Lean finely textured beef, also known as "pink slime," has made headlines around the world. From Jamie Oliver's YouTube video to stories from ABC News, you've probably heard all sides of the story by now. Many grocery stores have stopped selling ground beef that also contains lean finely textured beef. And schools can opt-out of receiving it, too.
Best Food Facts reader Nora had a couple questions about antibiotics and probiotics in food animals. We contacted Dr. Paul Ebner and Dr. Stuart Price to answer her questions.
When asked whether there is a correlation between the size of a farm and whether it sustainably produces food, food experts say it all comes down to management.
Recent news reports have claimed ground beef is treated with ammonia and other chemicals. With many people wondering if their beef is safe, we spoke to Dr. James Dickson, Iowa State University, about this “pink slime” and its implications.
“Pink slime.” It’s everywhere, being talked about by everyone – from this mom blogger who is also a meat scientist, and this news report from an Albany, N.Y. TV station, to this food editor’s taste test and this science journal’s take on the matter. We’re curious about what you think! Vote in our poll below or tell us how you feel about lean finely textured beef/”pink slime” in your own words in our comments section.
When we asked Dr. Melinda Sothern about new studies linking fatty foods to brain damage, she indicated there is a lot of truth to these studies. She said adults and children alike should be aware of what this means, and provided best practices (beyond avoiding fatty foods) to avoid unwanted changes to the brain.
We received this inquiry from Best Food Facts reader Kathleen:

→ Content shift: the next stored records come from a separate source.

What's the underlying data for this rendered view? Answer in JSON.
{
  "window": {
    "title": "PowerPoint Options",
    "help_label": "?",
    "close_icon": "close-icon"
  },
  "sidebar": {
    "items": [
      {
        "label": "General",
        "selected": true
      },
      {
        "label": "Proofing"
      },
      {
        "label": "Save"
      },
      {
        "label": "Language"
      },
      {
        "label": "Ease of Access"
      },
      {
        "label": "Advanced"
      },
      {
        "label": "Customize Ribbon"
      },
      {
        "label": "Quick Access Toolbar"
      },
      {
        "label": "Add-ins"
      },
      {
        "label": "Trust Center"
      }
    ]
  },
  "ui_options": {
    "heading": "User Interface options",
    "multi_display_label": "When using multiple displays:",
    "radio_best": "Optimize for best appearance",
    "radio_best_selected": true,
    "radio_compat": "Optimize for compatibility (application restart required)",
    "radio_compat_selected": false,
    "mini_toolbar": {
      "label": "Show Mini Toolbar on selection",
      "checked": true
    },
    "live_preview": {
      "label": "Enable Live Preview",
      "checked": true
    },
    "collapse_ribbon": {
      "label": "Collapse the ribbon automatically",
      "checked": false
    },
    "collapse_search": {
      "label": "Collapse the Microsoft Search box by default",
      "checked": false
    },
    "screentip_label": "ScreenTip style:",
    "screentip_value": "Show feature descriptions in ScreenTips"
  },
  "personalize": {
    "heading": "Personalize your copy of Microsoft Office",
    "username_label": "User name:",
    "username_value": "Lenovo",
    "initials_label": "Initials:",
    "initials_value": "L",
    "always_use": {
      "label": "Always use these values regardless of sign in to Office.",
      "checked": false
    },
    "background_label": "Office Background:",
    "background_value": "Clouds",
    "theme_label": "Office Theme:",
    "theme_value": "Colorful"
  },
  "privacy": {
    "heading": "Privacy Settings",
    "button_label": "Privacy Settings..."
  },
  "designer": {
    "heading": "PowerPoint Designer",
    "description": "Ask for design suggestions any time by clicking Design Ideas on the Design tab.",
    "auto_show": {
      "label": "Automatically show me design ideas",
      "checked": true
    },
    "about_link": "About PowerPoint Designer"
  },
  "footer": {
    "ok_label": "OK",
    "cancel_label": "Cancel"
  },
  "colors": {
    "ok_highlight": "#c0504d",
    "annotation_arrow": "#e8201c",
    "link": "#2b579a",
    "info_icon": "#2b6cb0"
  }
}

“Can anything be done on how we raise our chickens? The breasts are huge. Way too big. Then they put some solution in them which leaks out white goo while they’re cooking. On top, they have no taste. We can’t afford to buy Bell and Evens. There’s got to be a better way.”